Appearance of ISA in BC must lead to immediate action by DFO
CAAR is calling for an immediate action plan from Fisheries and Oceans Canada (DFO) in response to the discovery of a deadly salmon disease in BC waters.
Conservationists working to protect wild salmon in BC from the negative effects of net-cage salmon farming have long feared the possibility of an outbreak of a highly contagious marine influenza virus – Infectious Salmon Anemia (ISA). This deadly disease has appeared where salmon are raised in open net-cage aquaculture. Outbreaks have caused problems in Norway, Scotland, eastern Canada and the USA. In 2007 an outbreak among Chilean salmon farms became an epidemic leading to the death or destruction of 70% of the country’s farmed salmon. Now for the first time the ISA virus has been detected in the North Pacific. The consequences could be devastating.
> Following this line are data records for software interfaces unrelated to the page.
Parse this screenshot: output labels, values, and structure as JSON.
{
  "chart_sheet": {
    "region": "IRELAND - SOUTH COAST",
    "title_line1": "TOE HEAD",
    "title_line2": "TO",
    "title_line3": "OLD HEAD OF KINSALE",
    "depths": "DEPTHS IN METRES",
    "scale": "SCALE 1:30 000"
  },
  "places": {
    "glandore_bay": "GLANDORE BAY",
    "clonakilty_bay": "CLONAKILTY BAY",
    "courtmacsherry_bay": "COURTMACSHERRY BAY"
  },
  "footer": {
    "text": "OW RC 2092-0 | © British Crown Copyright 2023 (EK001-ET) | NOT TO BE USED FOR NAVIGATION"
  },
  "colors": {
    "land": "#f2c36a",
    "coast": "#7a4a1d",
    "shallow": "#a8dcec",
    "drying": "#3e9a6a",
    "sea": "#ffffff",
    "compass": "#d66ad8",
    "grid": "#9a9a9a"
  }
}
While the evidence is not yet comprehensive, the simple detection of this virus in wild salmon should be enough to compel the Canadian government to act, and act quickly.
Experts certainly concur. According to the New York Times on Oct. 17th: “James Winton, who leads the fish health research group at the Western Fisheries Research Center in Seattle, an arm of the United States Geological Survey, called it a “disease emergency” and urged that research begin at once to determine on how far the virus had spread.”
CAAR is calling on Canada’s federal government leaders and Fisheries and Oceans Canada (DFO) to take the following actions:
- DFO must immediately convene a workshop of international experts and develop a transparent, public plan to address this threat.
- In cooperation and collaboration with the US National Oceanic and Atmospheric Administration (NOAA), DFO must immediately initiate comprehensive, independently-audited testing of wild salmon, farmed salmon, herring and pilchard in BC to determine the extent of the disease. Results should be verified by the OIE reference laboratory at the Atlantic Veterinary College in P.E.I.
- Conduct the testing necessary to track the source of the disease.
- Immediately cull all farmed fish in any farm site where fish test positive for ISAv.
- Fast-track the development of closed containment systems for salmon aquaculture and present a firm, expedited timeline for phasing out all open net-cage operations.
Sockeye salmon smolts were collected in early 2011 as part of a long-term study on the collapse of the Rivers Inlet sockeye populations. The study is led by Simon Fraser University professor Dr. Rick Routledge. 48 sockeye were noted to be extremely thin and samples were sent for analysis. 2 of the 48 tested positive for the European strain of the ISA virus.
The salmon farming industry has stated that they have never found one case of the ISA virus on BC salmon farms among the 600 to 800 fish they claim to test each year. However salmon farming industry documents entered into evidence during the Cohen Inquiry revealed that symptoms of ISA were detected in farmed fish over one thousand times since 2006.
Viruses including ISA are known to mutate and the presence of this disease could potentially decimate wild salmon runs in British Columbia. It is imperative the Government of Canada act on this issue without delay.